In a season in which the top-ranked college basketball team is Gonzaga, it’s time to take a look back at the greatest player to come out of that school: Spokane’s hometown hero and Utah Jazz legend John Stockton. When I played high school basketball, my coach used to threaten us that if we didn’t practice hard, he’d make us wear “John Stockton booty-huggers.” While it’s true that Stockton persisted in wearing the 1980s short shorts as the rest of the NBA moved into the 1990s long shorts style, it’s also true that Stockton was much more than a reverse fashion icon. In fact, he was one of the very greatest to ever play the game. And if you take into account a combination of how small he was (6’1”, 170 lbs) and how small his shorts were, he may be – inch for inch – the greatest ever.
Stockton’s longtime teammate Karl Malone’s nickname was “The Mailman” because he always delivered, but Stockton was the real mailman. Shouldn’t the guy delivering the passes that set up the baskets be the one with that nickname? The lack of a memorable nickname is just one way Stockton is unappreciated. The NBA has five main counting statistics: points, rebounds, assists, steals, and blocks. Stockton is the all-time leader in two of those! And that’s after a four-year college career. His totals would be even higher if he’d jumped to the NBA sooner, as most players do today. His assist total of 15,806 is 31% higher than the number two man on the list, Jason Kidd (who only stayed in college for two years). And his steals total of 3,265 is 22% higher than the number two guy – Kidd, again. But before you go saying “It sounds like Kidd was the most comparable player to Stockton,” let’s look at their field goal percentages: Stockton shot .515 from the field and .384 from three for his career, while Kidd shot an atrocious .400 from the field and .349 from three. That’s how much more efficient a scorer Stockton was than another all-time great point guard.
As far as his shooting percentage goes, John Stockton shot from the floor like a center who only shoots from inside of ten feet, despite his being a 6’1” perimeter player. While most guards were shooting less than .500 from the field, Stockton routinely finished among the league’s top 20, including a fourth-place finish at .574 in 1987-88. He led the league in true shooting percentage (a measure which takes into account 2-point field goals, 3-point field goals, and free throws) three times and finished in the top five eight times. He never averaged more than 17.2 points per game (which he did in both 1989-90 and 1990-91 because the man was consistent), but he never took as many as 12 shots per game. If he played in today’s game where point guards shoot much more often, he could have been one of the game’s top scorers.

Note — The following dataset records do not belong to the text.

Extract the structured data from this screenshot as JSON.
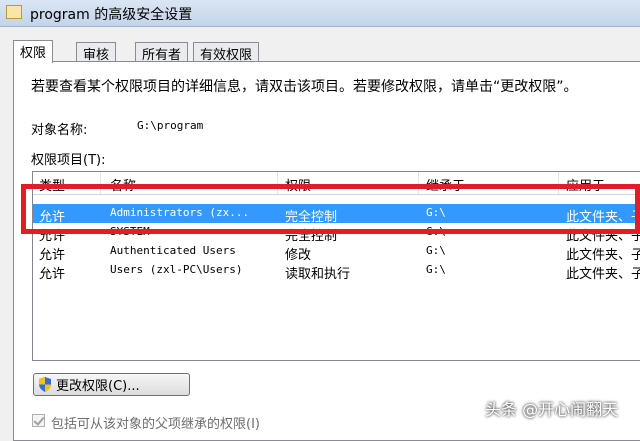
{
  "window": {
    "title": "program 的高级安全设置"
  },
  "tabs": [
    {
      "label": "权限",
      "active": true
    },
    {
      "label": "审核",
      "active": false
    },
    {
      "label": "所有者",
      "active": false
    },
    {
      "label": "有效权限",
      "active": false
    }
  ],
  "panel": {
    "intro": "若要查看某个权限项目的详细信息，请双击该项目。若要修改权限，请单击“更改权限”。",
    "object_label": "对象名称:",
    "object_value": "G:\\program",
    "list_label": "权限项目(T):"
  },
  "permissions": {
    "columns": [
      "类型",
      "名称",
      "权限",
      "继承于",
      "应用于"
    ],
    "rows": [
      {
        "type": "允许",
        "name": "Administrators (zx...",
        "permission": "完全控制",
        "inherited": "G:\\",
        "applies": "此文件夹、子...",
        "selected": true
      },
      {
        "type": "允许",
        "name": "SYSTEM",
        "permission": "完全控制",
        "inherited": "G:\\",
        "applies": "此文件夹、子...",
        "selected": false
      },
      {
        "type": "允许",
        "name": "Authenticated Users",
        "permission": "修改",
        "inherited": "G:\\",
        "applies": "此文件夹、子...",
        "selected": false
      },
      {
        "type": "允许",
        "name": "Users (zxl-PC\\Users)",
        "permission": "读取和执行",
        "inherited": "G:\\",
        "applies": "此文件夹、子...",
        "selected": false
      }
    ]
  },
  "change_button": {
    "label": "更改权限(C)...",
    "icon": "uac-shield-icon"
  },
  "inherit_checkbox": {
    "label": "包括可从该对象的父项继承的权限(I)",
    "checked": true,
    "disabled": true
  },
  "watermark": "头条 @开心闹翻天",
  "colors": {
    "selection": "#3399ff",
    "highlight_box": "#e21c2a"
  }
}
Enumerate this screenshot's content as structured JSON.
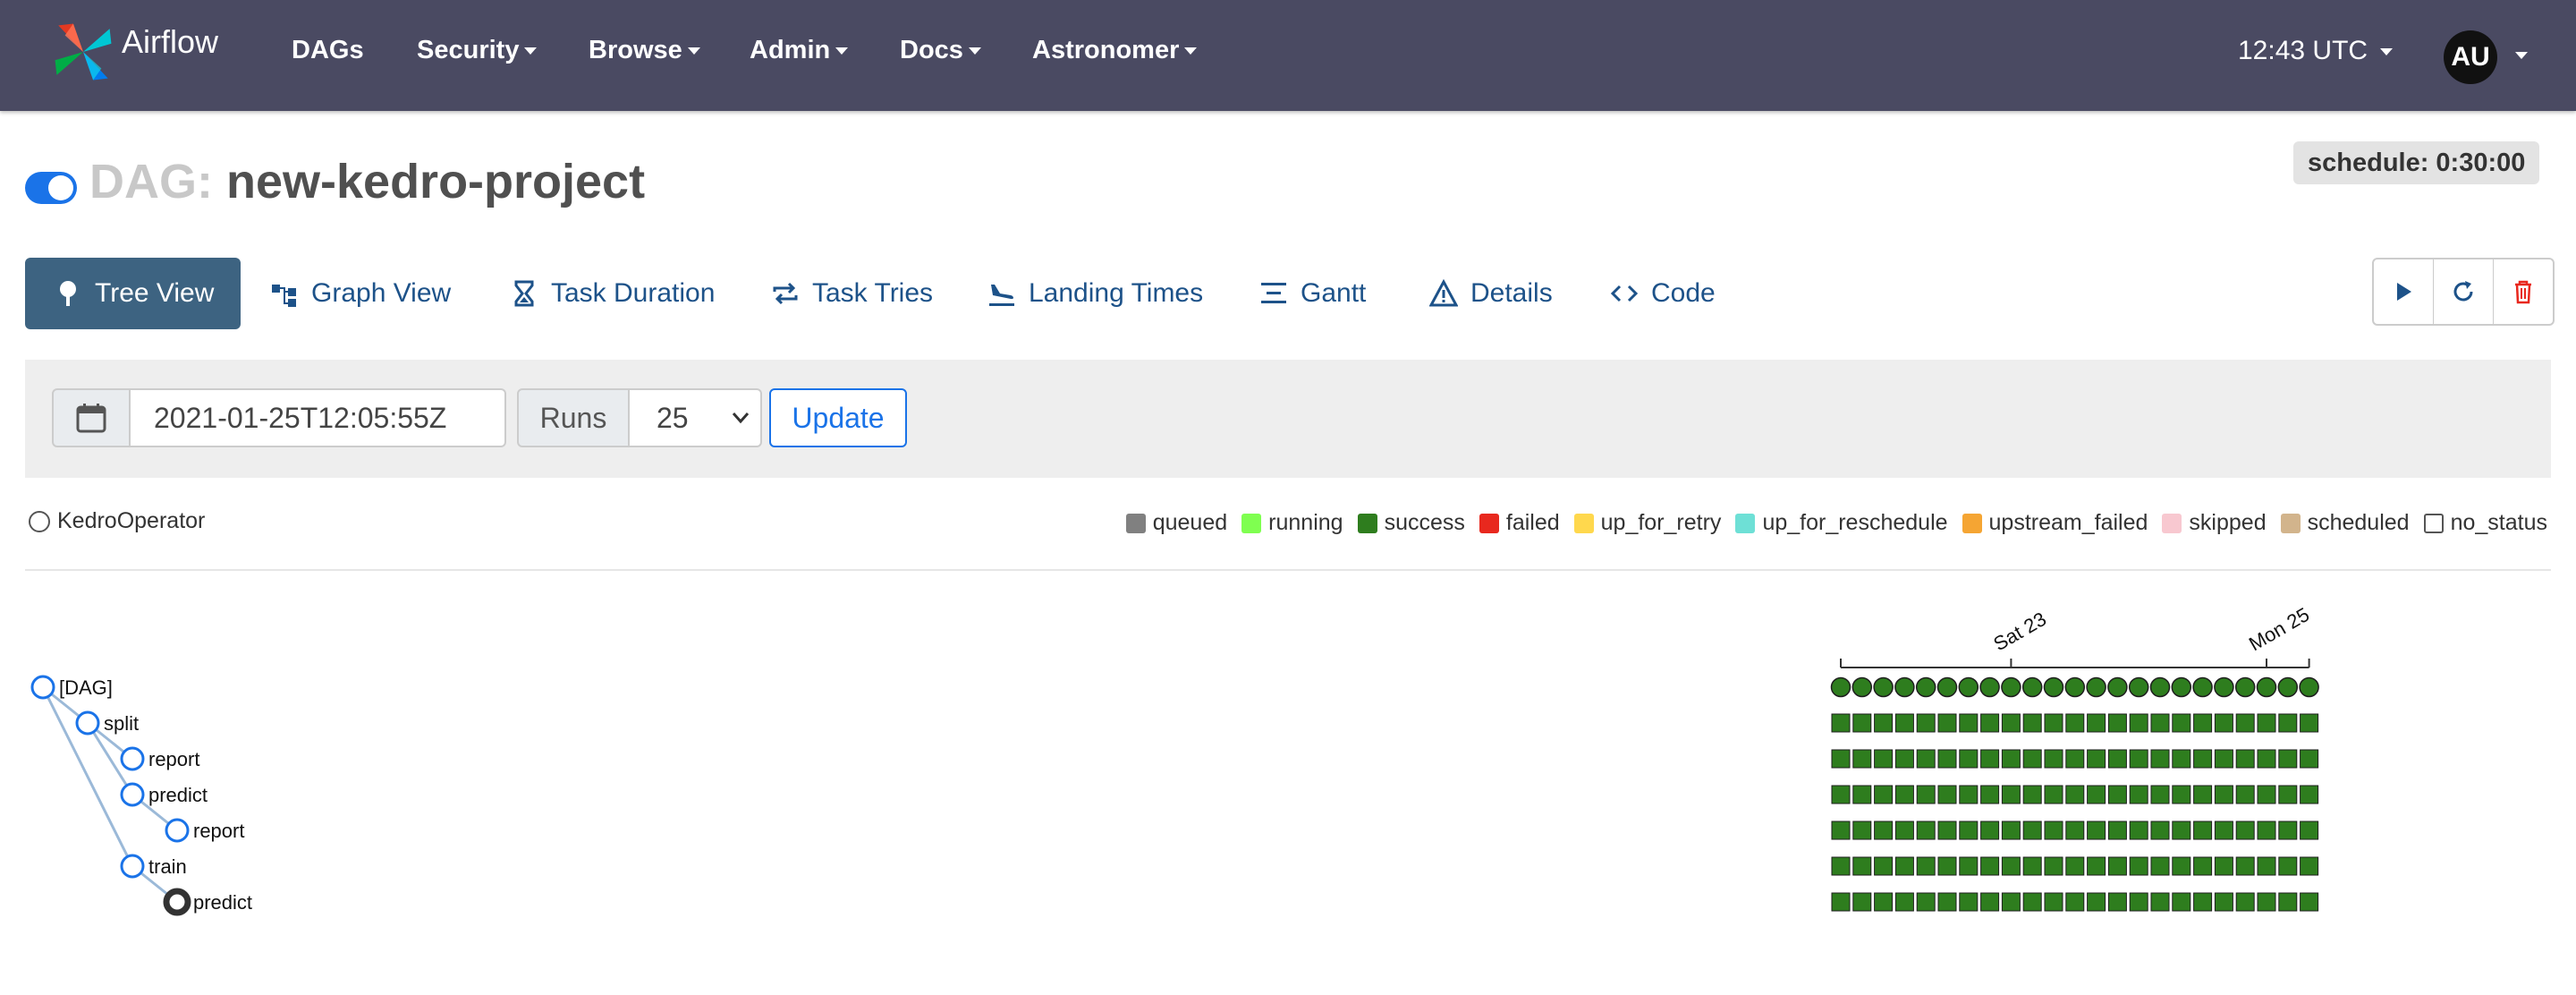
{
  "nav": {
    "brand": "Airflow",
    "items": [
      "DAGs",
      "Security",
      "Browse",
      "Admin",
      "Docs",
      "Astronomer"
    ],
    "time": "12:43 UTC",
    "avatar": "AU"
  },
  "dag": {
    "prefix": "DAG:",
    "name": "new-kedro-project",
    "schedule": "schedule: 0:30:00",
    "paused": false
  },
  "tabs": [
    {
      "label": "Tree View",
      "icon": "tree-icon",
      "active": true
    },
    {
      "label": "Graph View",
      "icon": "graph-icon"
    },
    {
      "label": "Task Duration",
      "icon": "hourglass-icon"
    },
    {
      "label": "Task Tries",
      "icon": "repeat-icon"
    },
    {
      "label": "Landing Times",
      "icon": "plane-landing-icon"
    },
    {
      "label": "Gantt",
      "icon": "gantt-icon"
    },
    {
      "label": "Details",
      "icon": "warning-triangle-icon"
    },
    {
      "label": "Code",
      "icon": "code-icon"
    }
  ],
  "filters": {
    "date": "2021-01-25T12:05:55Z",
    "runs_label": "Runs",
    "runs_value": "25",
    "update_label": "Update"
  },
  "operator_legend": "KedroOperator",
  "states": [
    {
      "label": "queued",
      "color": "#808080"
    },
    {
      "label": "running",
      "color": "#7fff50"
    },
    {
      "label": "success",
      "color": "#2e7d1e"
    },
    {
      "label": "failed",
      "color": "#e8281e"
    },
    {
      "label": "up_for_retry",
      "color": "#ffd84d"
    },
    {
      "label": "up_for_reschedule",
      "color": "#6ee0d6"
    },
    {
      "label": "upstream_failed",
      "color": "#f5a533"
    },
    {
      "label": "skipped",
      "color": "#f8c8d0"
    },
    {
      "label": "scheduled",
      "color": "#d2b48c"
    },
    {
      "label": "no_status",
      "color": "#ffffff"
    }
  ],
  "tree": {
    "nodes": [
      {
        "label": "[DAG]",
        "depth": 0
      },
      {
        "label": "split",
        "depth": 1
      },
      {
        "label": "report",
        "depth": 2
      },
      {
        "label": "predict",
        "depth": 2
      },
      {
        "label": "report",
        "depth": 3
      },
      {
        "label": "train",
        "depth": 2
      },
      {
        "label": "predict",
        "depth": 3
      }
    ],
    "dates": [
      "Sat 23",
      "Mon 25"
    ],
    "run_count": 23,
    "run_state": "success"
  }
}
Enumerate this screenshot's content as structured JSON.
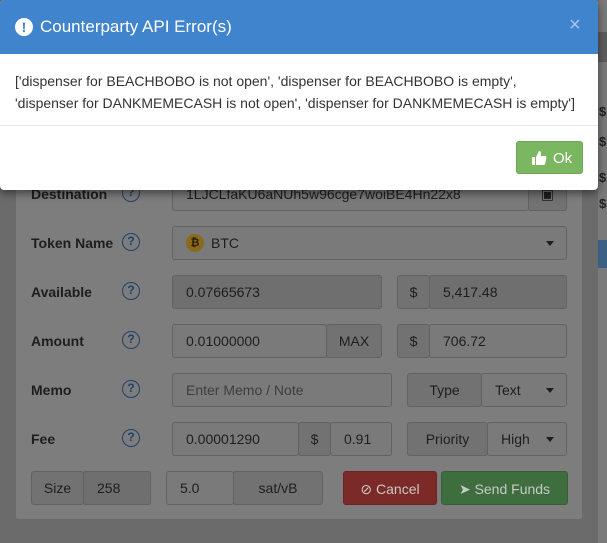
{
  "modal": {
    "title": "Counterparty API Error(s)",
    "close_label": "×",
    "message_line1": "['dispenser for BEACHBOBO is not open', 'dispenser for BEACHBOBO is empty',",
    "message_line2": "'dispenser for DANKMEMECASH is not open', 'dispenser for DANKMEMECASH is empty']",
    "ok_label": "Ok"
  },
  "form": {
    "destination": {
      "label": "Destination",
      "value": "1LJCLfaKU6aNUh5w96cge7woiBE4Hn22x8"
    },
    "token": {
      "label": "Token Name",
      "value": "BTC"
    },
    "available": {
      "label": "Available",
      "value": "0.07665673",
      "currency": "$",
      "usd": "5,417.48"
    },
    "amount": {
      "label": "Amount",
      "value": "0.01000000",
      "max_label": "MAX",
      "currency": "$",
      "usd": "706.72"
    },
    "memo": {
      "label": "Memo",
      "placeholder": "Enter Memo / Note",
      "type_label": "Type",
      "type_value": "Text"
    },
    "fee": {
      "label": "Fee",
      "value": "0.00001290",
      "currency": "$",
      "usd": "0.91",
      "priority_label": "Priority",
      "priority_value": "High"
    },
    "size": {
      "label": "Size",
      "value": "258"
    },
    "rate": {
      "value": "5.0",
      "unit": "sat/vB"
    },
    "cancel_label": "Cancel",
    "send_label": "Send Funds"
  },
  "side": {
    "marks": [
      "$",
      "$",
      "$",
      "$"
    ]
  },
  "colors": {
    "header": "#3f84cc",
    "ok": "#7bb661",
    "cancel": "#d9534f",
    "send": "#5cb85c"
  }
}
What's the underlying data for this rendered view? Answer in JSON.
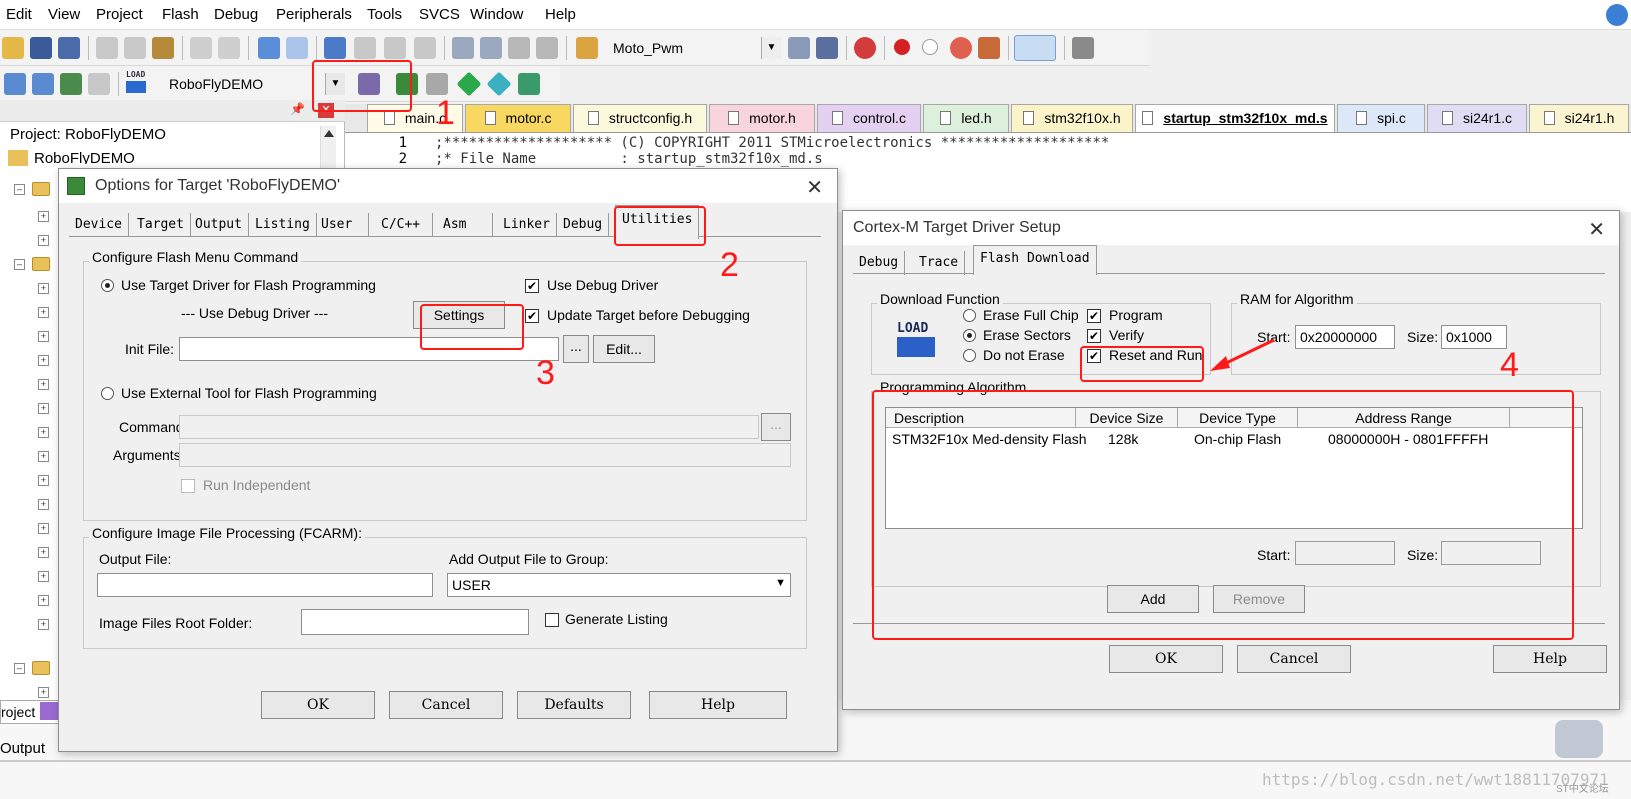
{
  "menu": [
    "Edit",
    "View",
    "Project",
    "Flash",
    "Debug",
    "Peripherals",
    "Tools",
    "SVCS",
    "Window",
    "Help"
  ],
  "toolbar1": {
    "target_combo": "Moto_Pwm"
  },
  "toolbar2": {
    "target_name": "RoboFlyDEMO",
    "load_label": "LOAD"
  },
  "file_tabs": [
    "main.c",
    "motor.c",
    "structconfig.h",
    "motor.h",
    "control.c",
    "led.h",
    "stm32f10x.h",
    "startup_stm32f10x_md.s",
    "spi.c",
    "si24r1.c",
    "si24r1.h"
  ],
  "editor": {
    "lines": [
      {
        "n": "1",
        "text": ";******************** (C) COPYRIGHT 2011 STMicroelectronics ********************"
      },
      {
        "n": "2",
        "text": ";* File Name          : startup_stm32f10x_md.s"
      }
    ]
  },
  "project": {
    "root": "Project: RoboFlyDEMO",
    "child": "RoboFlyDEMO",
    "bottom_tab": "roject",
    "output_label": "Output"
  },
  "options": {
    "title": "Options for Target 'RoboFlyDEMO'",
    "tabs": [
      "Device",
      "Target",
      "Output",
      "Listing",
      "User",
      "C/C++",
      "Asm",
      "Linker",
      "Debug",
      "Utilities"
    ],
    "flash_group": "Configure Flash Menu Command",
    "use_target_driver": "Use Target Driver for Flash Programming",
    "use_debug_driver_dash": "--- Use Debug Driver ---",
    "settings": "Settings",
    "use_debug_driver": "Use Debug Driver",
    "update_target": "Update Target before Debugging",
    "init_file": "Init File:",
    "browse": "...",
    "edit": "Edit...",
    "use_external": "Use External Tool for Flash Programming",
    "command": "Command:",
    "arguments": "Arguments:",
    "run_independent": "Run Independent",
    "image_group": "Configure Image File Processing (FCARM):",
    "output_file": "Output File:",
    "add_output": "Add Output File  to Group:",
    "group_value": "USER",
    "root_folder": "Image Files Root Folder:",
    "generate_listing": "Generate Listing",
    "ok": "OK",
    "cancel": "Cancel",
    "defaults": "Defaults",
    "help": "Help"
  },
  "cortex": {
    "title": "Cortex-M Target Driver Setup",
    "tabs": [
      "Debug",
      "Trace",
      "Flash Download"
    ],
    "download_group": "Download Function",
    "load_label": "LOAD",
    "erase_full": "Erase Full Chip",
    "erase_sectors": "Erase Sectors",
    "do_not_erase": "Do not Erase",
    "program": "Program",
    "verify": "Verify",
    "reset_run": "Reset and Run",
    "ram_group": "RAM for Algorithm",
    "start_label": "Start:",
    "start_value": "0x20000000",
    "size_label": "Size:",
    "size_value": "0x1000",
    "prog_group": "Programming Algorithm",
    "columns": [
      "Description",
      "Device Size",
      "Device Type",
      "Address Range"
    ],
    "row": [
      "STM32F10x Med-density Flash",
      "128k",
      "On-chip Flash",
      "08000000H - 0801FFFFH"
    ],
    "start2": "Start:",
    "size2": "Size:",
    "add": "Add",
    "remove": "Remove",
    "ok": "OK",
    "cancel": "Cancel",
    "help": "Help"
  },
  "annotations": [
    "1",
    "2",
    "3",
    "4"
  ],
  "watermark": "https://blog.csdn.net/wwt18811707971",
  "watermark2": "ST中文论坛",
  "colors": {
    "annotation_red": "#ff1a1a"
  }
}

Stockton led the league in assists per game nine times (including a record 14.5 per game in 1989-90), and he led in assist percentage 15 times! (That’s the percentage of teammate field goals a player assisted on while on the floor, a better indicator of passing prowess given that it controls for the speed of the game more). With a career assist percentage of 50.24, he’s the only man in NBA history to assist on the majority of baskets made by his teammates while he was on the court. Chris Paul is a distant second, with a career percentage of 45.43.
In a 19-year career in one city, John Stockton played in every single game in 17 of those 19 seasons and only missed 22 games in total. He’s basically the Cal Ripken, Jr. of the NBA… if Cal Ripken, Jr. were a significantly better player. This is not to denigrate Ripken, who was great. It’s just that Stockton was even more elite as a basketball player than Ripken was at baseball.
The biggest knock on Stockton is that he never won a championship, but he played in the Finals twice where he had the misfortune of facing Michael Jordan’s dynastic Bulls (in 1997 and 1998). Other all-time great point guards of recent vintage like Chris Paul and Steve Nash never even reached a single Finals. And basketball is, of course, a team game. While Stockton had another Hall of Fame teammate in Karl Malone, the Jazz never had a third star, as championship teams usually require. Most title teams have at least three Hall of Fame players; Stockton barely had a teammate beyond Malone even make an All-Star team. And yet he never once missed the playoffs in his 19 years.
Lest you think that the man kept playing up to age 41 just to compile more stats even as he slipped to a subpar level like many stars who play that long, let’s look at what he did in his final seasons. At age 38 and again at age 39 he led the league in offensive rating (an estimate of points produced per 100 possessions). At age 41, he finished fifth in assists, ninth in steals, and 20th in field goal percentage. And he topped the league in assist percentage again! He was a machine. He could have played until his mid-40s. And he would have if only he hadn’t had six children at home, which made him feel guilty to be on the road so often.
Stockton is sixth all-time in Win Shares (an estimate of the number of wins contributed by a player) with 207.7. Maybe it’s time we start thinking of John Stockton as an all-time top ten player. Or at the very least, start thinking about him a little more. Now, if you’ll excuse me, I’m going to do just that while I pull on my booty-huggers and hit the court.